The Wolfram|Alpha App, Two Weeks Later
It’s been little over two weeks since the Wolfram|Alpha App for the iPhone and iPod touch was released to the world on the App Store. During that time, the app has gained a substantial following, was listed as “What’s Hot” on the App Store, has ignited a passionate discussion over pricing and the viability of ambitious apps on the App Store, and has even had an unexpected bug fixed. It has been an exciting couple of weeks.
As noted in a couple of the App Store reviews, the initial release of the app wasn’t perfect. We’ve been developing commercial software for over 20 years, but despite this, it seems no matter how much effort one puts into testing, you’ll always find issues in the wild. Thanks in large part to immediate feedback through Twitter, this blog, and other blog posts about the Wolfram|Alpha App, we were able to narrow the issue down to an obscure bug in the auto-update mechanism for the in-app examples and immediately issue a fix by updating the way the Wolfram|Alpha API responds to the problematic queries. We agree with you: a $50 app should not crash.
The discussion on pricing has certainly been lively. I’d like to take a moment to respond to a number of questions that have popped up in the discussion.
Why not offer a free version of the app?
The Wolfram|Alpha website is the free version. You can access the website through Safari on the iPhone at no cost. You can even put a link to the Wolfram|Alpha web page on your home screen if you want.

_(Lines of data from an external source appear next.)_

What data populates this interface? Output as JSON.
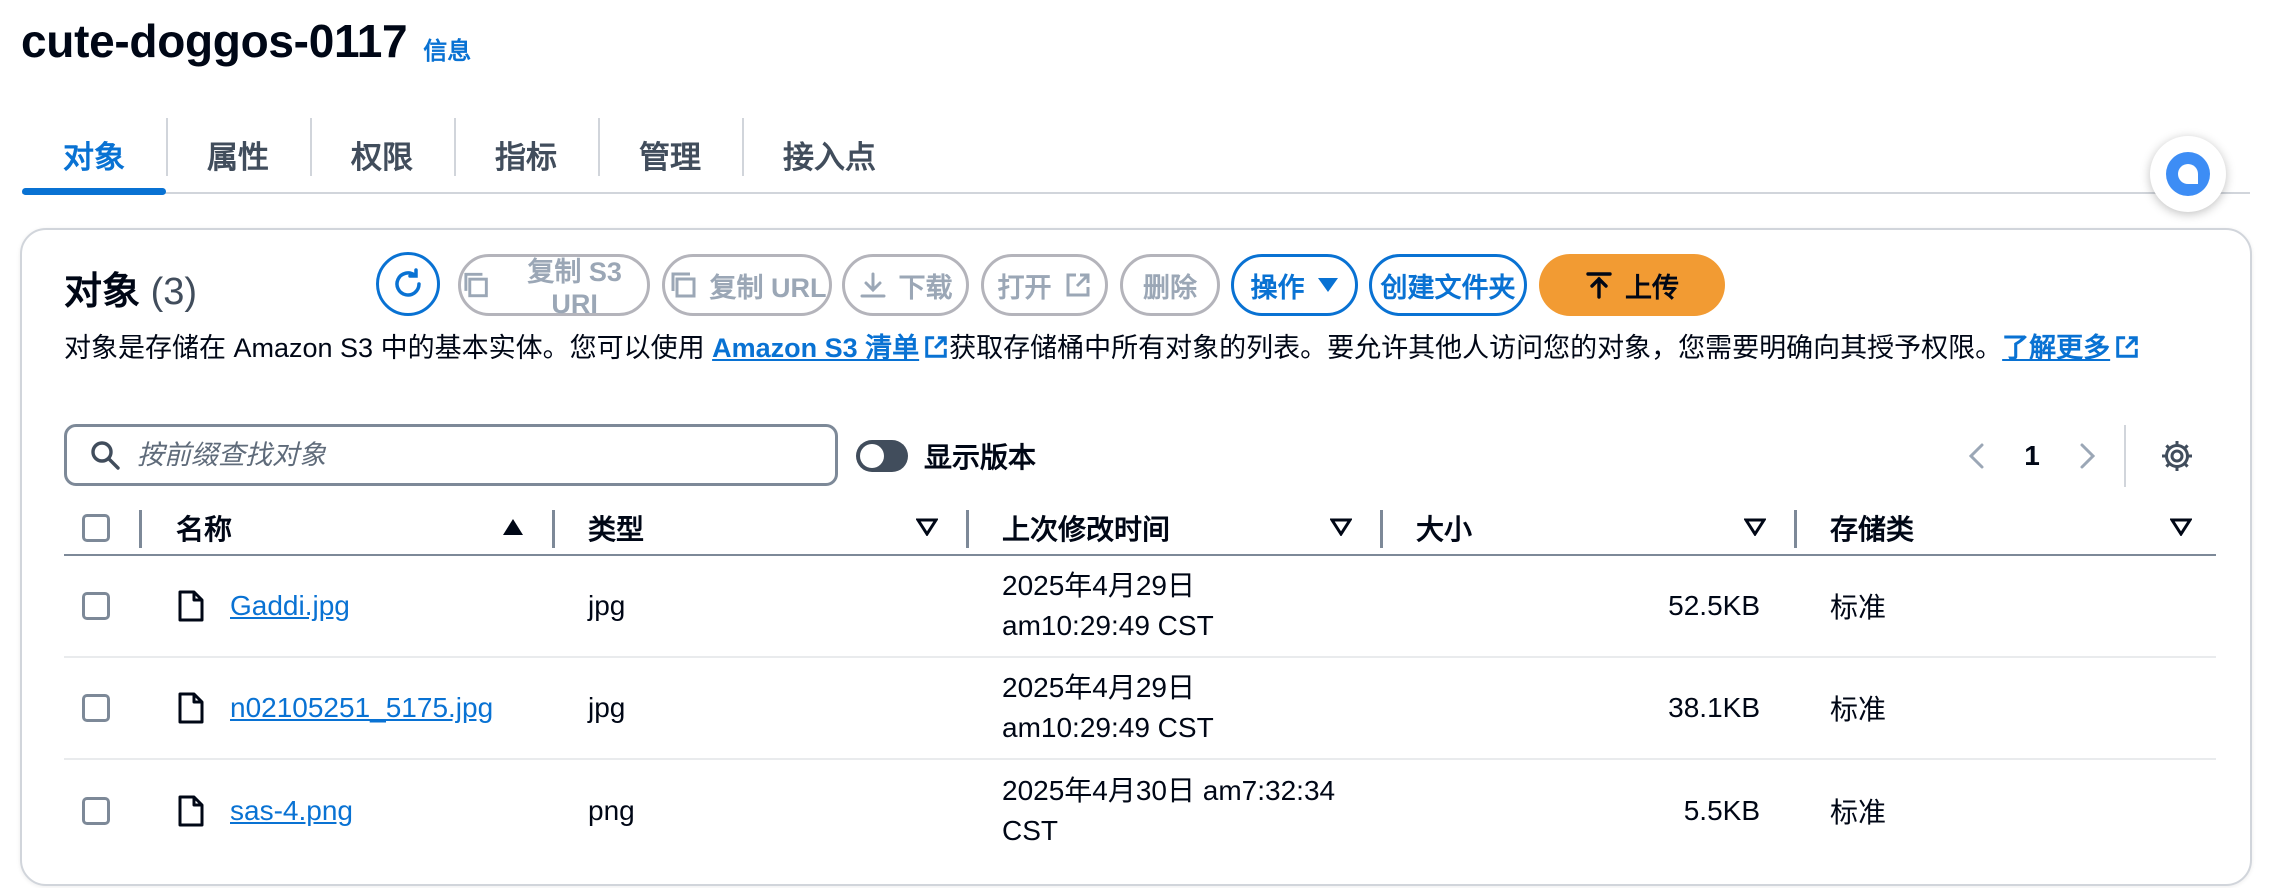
{
  "bucket": {
    "name": "cute-doggos-0117",
    "info_label": "信息"
  },
  "tabs": [
    {
      "label": "对象",
      "active": true
    },
    {
      "label": "属性"
    },
    {
      "label": "权限"
    },
    {
      "label": "指标"
    },
    {
      "label": "管理"
    },
    {
      "label": "接入点"
    }
  ],
  "objects_panel": {
    "title": "对象",
    "count": "(3)",
    "buttons": {
      "copy_s3_uri": "复制 S3 URI",
      "copy_url": "复制 URL",
      "download": "下载",
      "open": "打开",
      "delete": "删除",
      "actions": "操作",
      "create_folder": "创建文件夹",
      "upload": "上传"
    },
    "description": {
      "before_link": "对象是存储在 Amazon S3 中的基本实体。您可以使用 ",
      "inventory_link": "Amazon S3 清单",
      "after_link": "获取存储桶中所有对象的列表。要允许其他人访问您的对象，您需要明确向其授予权限。",
      "learn_more": "了解更多"
    },
    "search": {
      "placeholder": "按前缀查找对象",
      "value": ""
    },
    "show_versions_label": "显示版本",
    "show_versions_enabled": false,
    "pagination": {
      "current_page": "1"
    },
    "columns": {
      "name": "名称",
      "type": "类型",
      "last_modified": "上次修改时间",
      "size": "大小",
      "storage_class": "存储类"
    },
    "rows": [
      {
        "name": "Gaddi.jpg",
        "type": "jpg",
        "modified_line1": "2025年4月29日",
        "modified_line2": "am10:29:49 CST",
        "size": "52.5KB",
        "storage_class": "标准"
      },
      {
        "name": "n02105251_5175.jpg",
        "type": "jpg",
        "modified_line1": "2025年4月29日",
        "modified_line2": "am10:29:49 CST",
        "size": "38.1KB",
        "storage_class": "标准"
      },
      {
        "name": "sas-4.png",
        "type": "png",
        "modified_line1": "2025年4月30日 am7:32:34",
        "modified_line2": "CST",
        "size": "5.5KB",
        "storage_class": "标准"
      }
    ]
  },
  "colors": {
    "accent": "#0972d3",
    "upload_button": "#f29b33",
    "disabled": "#9ba7b6",
    "border": "#d1d5db"
  }
}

If the website is free, why pay $50 for the app?
The website and the app offer different experiences in using Wolfram|Alpha. We’ve spent a great deal of time tuning the Wolfram|Alpha App for the specific needs of iPhone users. As has been observed by many, the changes aren’t dramatic. You get the exact same results from the website as you do from the app, and you have the same level and breadth of capability. We’re not limiting the website’s functionality to drive app sales.
The app is, in fact, a large collection of small changes. These changes add up to a unique and natural experience for using Wolfram|Alpha on the iPhone and iPod touch. We believe this experience is valuable, and those who have purchased the app have overwhelmingly told us that they agree. Unlike most of the $1 apps, which tend to only be used for a few days before they’re forgotten, we believe that the Wolfram|Alpha App’s value to users will continue to grow with time.
Why does the app require an internet connection?
By leveraging our supercomputer cloud through the Wolfram|Alpha API, the Wolfram|Alpha App is able to do a number of things that wouldn’t otherwise be possible. The iPhone and iPod touch are a great mobile computing platform, but there are severe memory and CPU horsepower constraints that dramatically limit the scope of queries that could be solved natively within a reasonable amount of time.
Accessing Wolfram|Alpha over the internet allows you to solve complex integrals and differential equations, to forecast tidal conditions in Hawaii during surfing competitions, to calculate the positions of the stars over Timbuktu next week or last century, and to do a host of other complex and meaningful computations. Using the API over the internet provides other advantages, as well. You immediately get access to all new data and computations as they are added, and as the recent crashing issue shows, you also get immediate fixes to issues when they occur.
Is the app really better than a handheld calculator?
My bet is that most high school and college students will find the Wolfram|Alpha App most useful for helping understand homework assignments. In addition to enabling more complex computations, the supercomputer cloud also allows the app to provide more than just the answer—such as various plots of the result, additional or alternative forms of the solution, the steps needed to solve the problem, and much more. As shown at Homework Day, this additional information that “surrounds” the answer can be incredibly helpful in better understanding the problem and the solution.
The discussion about the Wolfram|Alpha App has been tremendously interesting so far, and I’m looking forward to hearing more about what you think.